UK & World News
Missing Boy Named As Sea Search Continues
A four-year-old boy who went missing in the sea off the Somerset coast after falling off a jetty has been named by police as Dylan Cecil.
An air and sea search for the boy, from Kettering, Northamptonshire, earlier changed to an operation to recover a body, the Coastguards said.
But the hunt has been scaled back this afternoon, with searches in deep water being called off. Authorities are continuing to look for the boy's body around the mudflats.
Dylan's parents frantically tried to rescue him after he entered the water on the south side of a slipway at Burnham-on-Sea on Sunday evening, but were unable to reach their son.
The youngster, who was dressed in a T-shirt and shorts, had been on the jetty with his parents, Rachel McCollum and Darren Cecil, and his two sisters.
Police said Dylan had wanted to get closer to the sea when he slipped off the edge and went under the water. It was high tide when he fell in.
His close family are being comforted as they remain at the scene, anxiously waiting for news.
Superintendent Keith McCoubrey said: "As you can all imagine this has been an extremely difficult time for the family who tried in vain to save him and were pulled from the water and treated by ambulance.
"They have been left traumatised by the whole incident and have asked that you to respect their privacy."
Four lifeboats, five coastguard rescue teams, police and the RAF helicopter have all been looking for Dylan.
Severn Sector Coastguard manager Tris Newey said the hunt is continuing on a smaller scale, but that it would inevitably have to be called off at some point - probably by the end of today.
"We've scaled back the search to some degree, but we will be out this afternoon with the Coastguard teams to look across the mud flats at low water," he said.

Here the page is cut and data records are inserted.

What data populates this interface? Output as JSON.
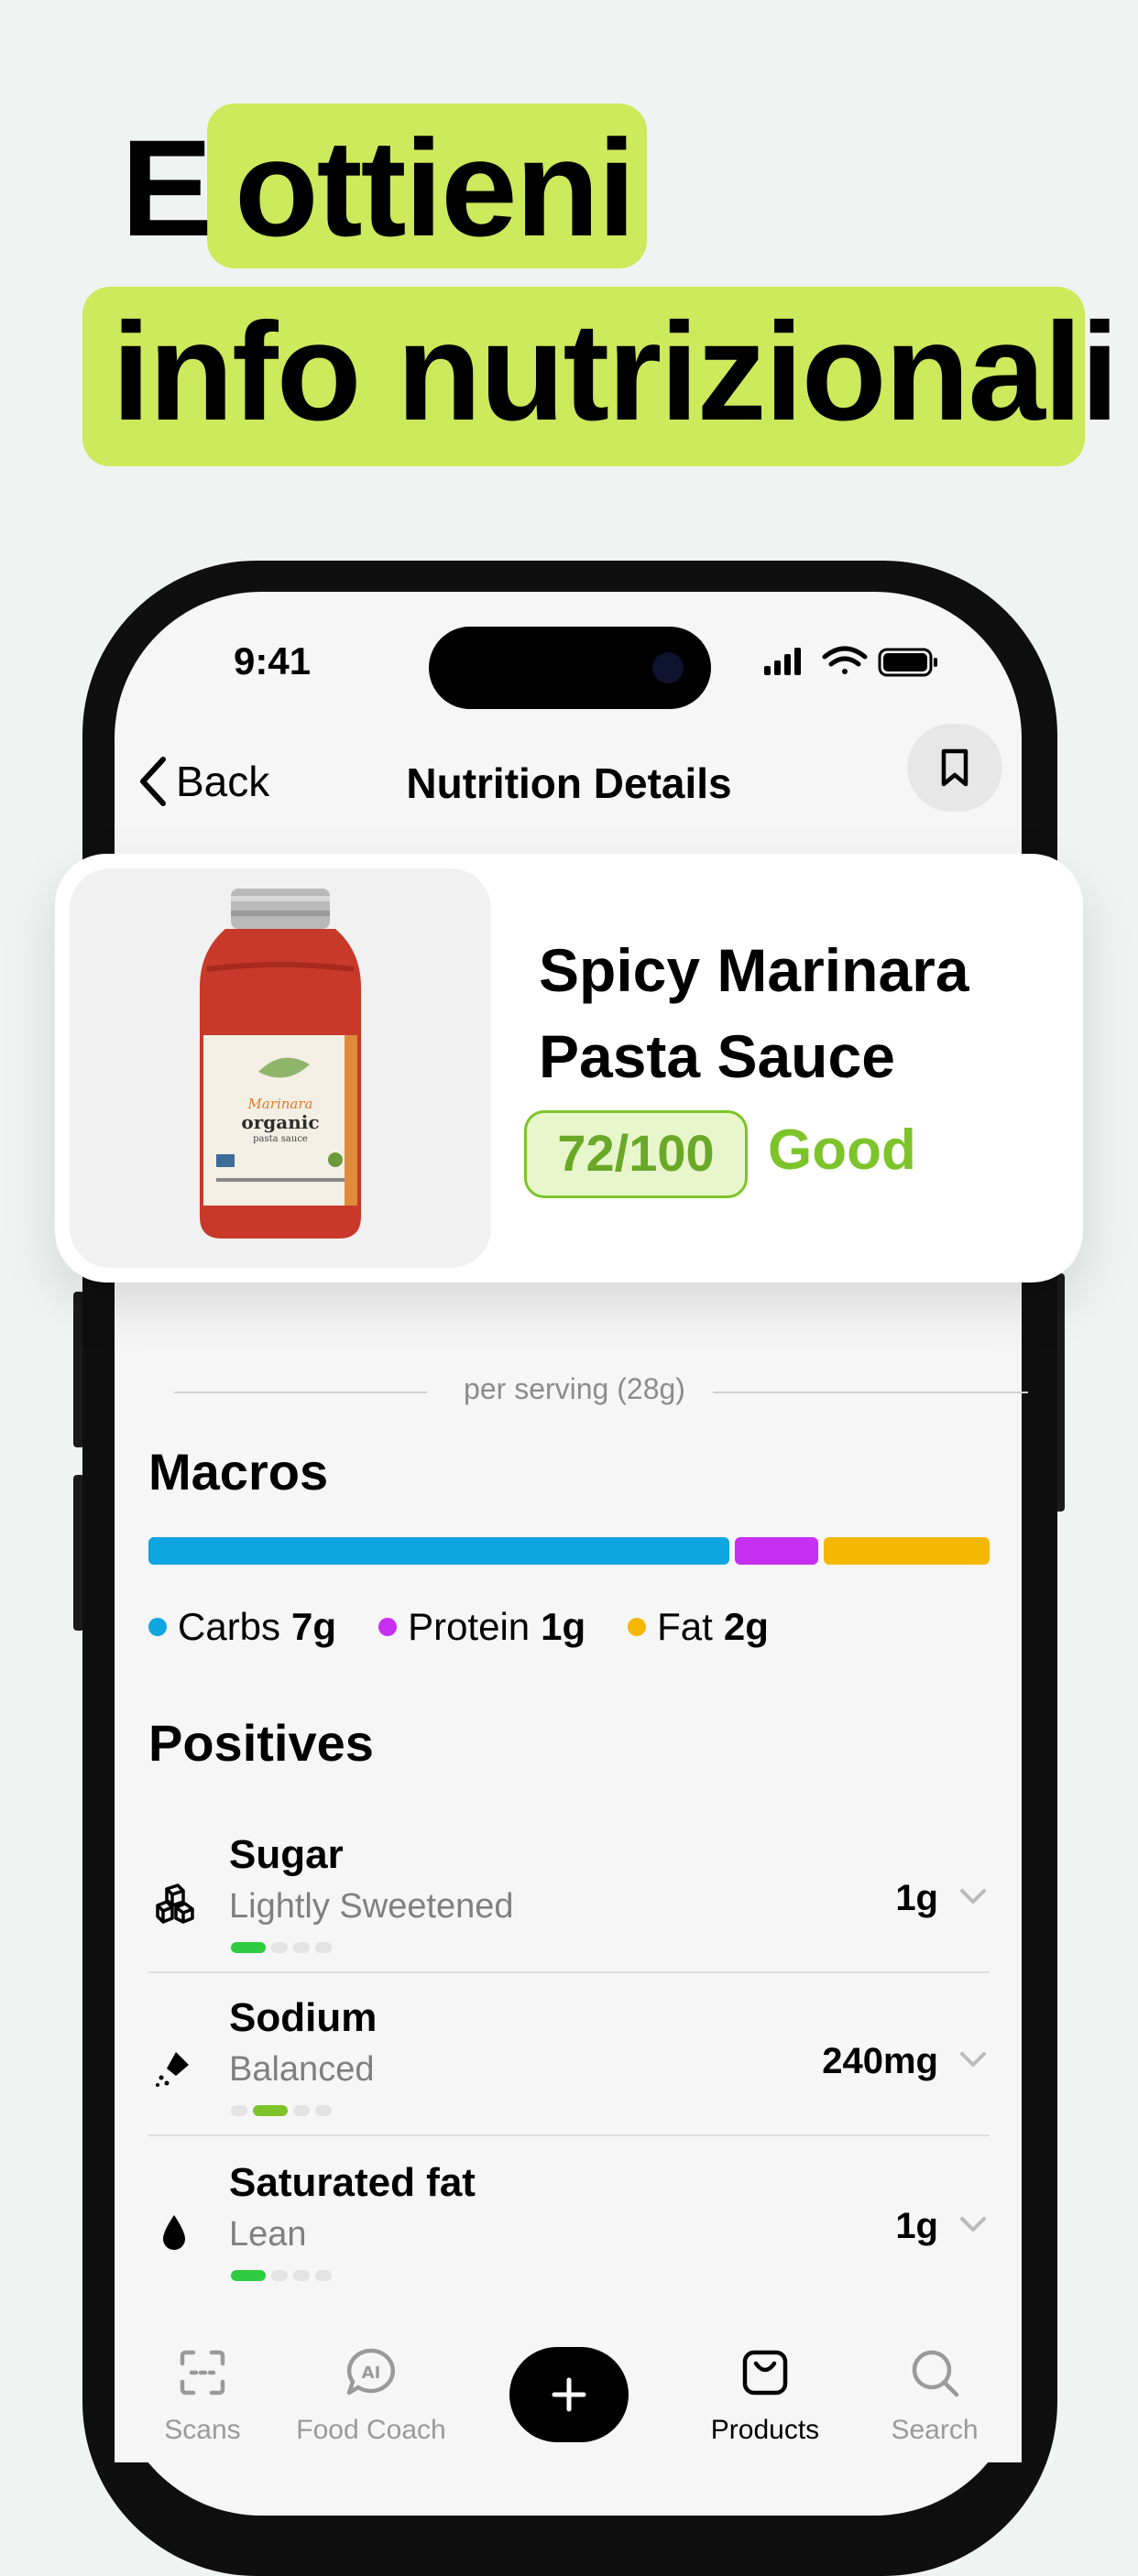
{
  "headline": {
    "line1_plain": "E",
    "line1_highlight": "ottieni",
    "line2_highlight": "info nutrizionali"
  },
  "status_bar": {
    "time": "9:41"
  },
  "nav": {
    "back_label": "Back",
    "title": "Nutrition Details",
    "bookmark_icon": "bookmark-icon"
  },
  "product": {
    "name": "Spicy Marinara Pasta Sauce",
    "score": "72/100",
    "rating": "Good",
    "jar_label": {
      "brand": "Marinara",
      "type": "organic",
      "sub": "pasta sauce"
    }
  },
  "nutrition": {
    "serving": "per serving (28g)",
    "macros_title": "Macros",
    "macros": [
      {
        "label": "Carbs",
        "value": "7g",
        "color": "#0ea5e0"
      },
      {
        "label": "Protein",
        "value": "1g",
        "color": "#c62ef0"
      },
      {
        "label": "Fat",
        "value": "2g",
        "color": "#f5b800"
      }
    ],
    "positives_title": "Positives",
    "positives": [
      {
        "name": "Sugar",
        "desc": "Lightly Sweetened",
        "value": "1g",
        "icon": "sugar-cubes-icon",
        "level": 1
      },
      {
        "name": "Sodium",
        "desc": "Balanced",
        "value": "240mg",
        "icon": "salt-shaker-icon",
        "level": 2
      },
      {
        "name": "Saturated fat",
        "desc": "Lean",
        "value": "1g",
        "icon": "drop-icon",
        "level": 1
      }
    ]
  },
  "tabbar": {
    "tabs": [
      {
        "label": "Scans",
        "icon": "scan-icon"
      },
      {
        "label": "Food Coach",
        "icon": "ai-chat-icon"
      },
      {
        "label": "Products",
        "icon": "bag-icon",
        "active": true
      },
      {
        "label": "Search",
        "icon": "search-icon"
      }
    ],
    "add_icon": "plus-icon"
  },
  "colors": {
    "accent_green": "#cde95c",
    "score_green": "#7cc42a"
  }
}
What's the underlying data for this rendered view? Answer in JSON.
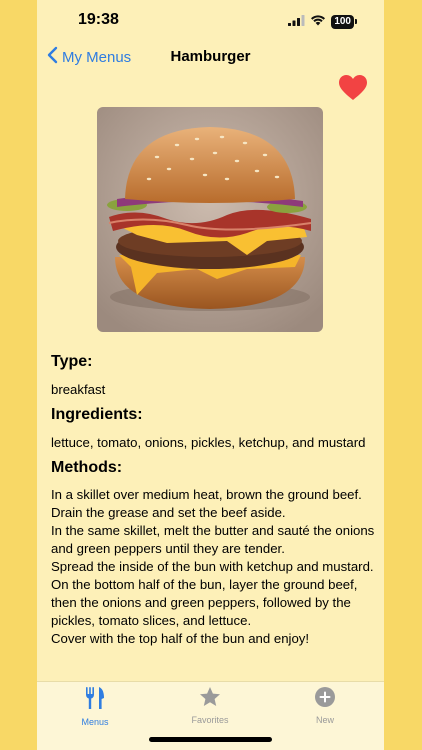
{
  "status": {
    "time": "19:38",
    "battery": "100"
  },
  "nav": {
    "back_label": "My Menus",
    "title": "Hamburger"
  },
  "recipe": {
    "favorite": true,
    "type_heading": "Type:",
    "type_value": "breakfast",
    "ingredients_heading": "Ingredients:",
    "ingredients_value": "lettuce, tomato, onions, pickles, ketchup, and mustard",
    "methods_heading": "Methods:",
    "methods": [
      "In a skillet over medium heat, brown the ground beef. Drain the grease and set the beef aside.",
      "In the same skillet, melt the butter and sauté the onions and green peppers until they are tender.",
      "Spread the inside of the bun with ketchup and mustard.",
      "On the bottom half of the bun, layer the ground beef, then the onions and green peppers, followed by the pickles, tomato slices, and lettuce.",
      "Cover with the top half of the bun and enjoy!"
    ]
  },
  "tabs": [
    {
      "label": "Menus",
      "icon": "fork-knife-icon",
      "active": true
    },
    {
      "label": "Favorites",
      "icon": "star-icon",
      "active": false
    },
    {
      "label": "New",
      "icon": "plus-circle-icon",
      "active": false
    }
  ],
  "colors": {
    "accent": "#2f7de1",
    "heart": "#f24343",
    "background": "#fdf0b8",
    "frame": "#f8d866",
    "inactive_tab": "#9a9a9a"
  }
}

Asked about the chances of recovering the body, he said: "I think now the time has gone by it's getting quite remote but I'm hopeful that when it comes to low water, there's a chance we will still be able to find him."
Authorities said the search is being made more difficult by strong tides at Burnham-on-Sea. The water is also impossible to see through because it is full of mud.
On Sunday, a member of the public witnessed the family's desperate attempts to save their son and called the emergency services.
"The parents were in the water for quite a few minutes and they actually had to be pulled from the water by passers-by," Mr Newey said.
A Swansea Coastguard spokesman earlier confirmed the status of the operation: "The boy will have been in the water for 16 hours now. It is a recovery mission, and the search is continuing."
The Maritime and Coastguard Agency said a search - initially involving a helicopter, Coastguard rescue teams and two lifeboats - began after the alarm was raised.
A Coastguard spokesman said the air and sea search was scaled back at dusk but continued throughout the night, with more resources added at first light.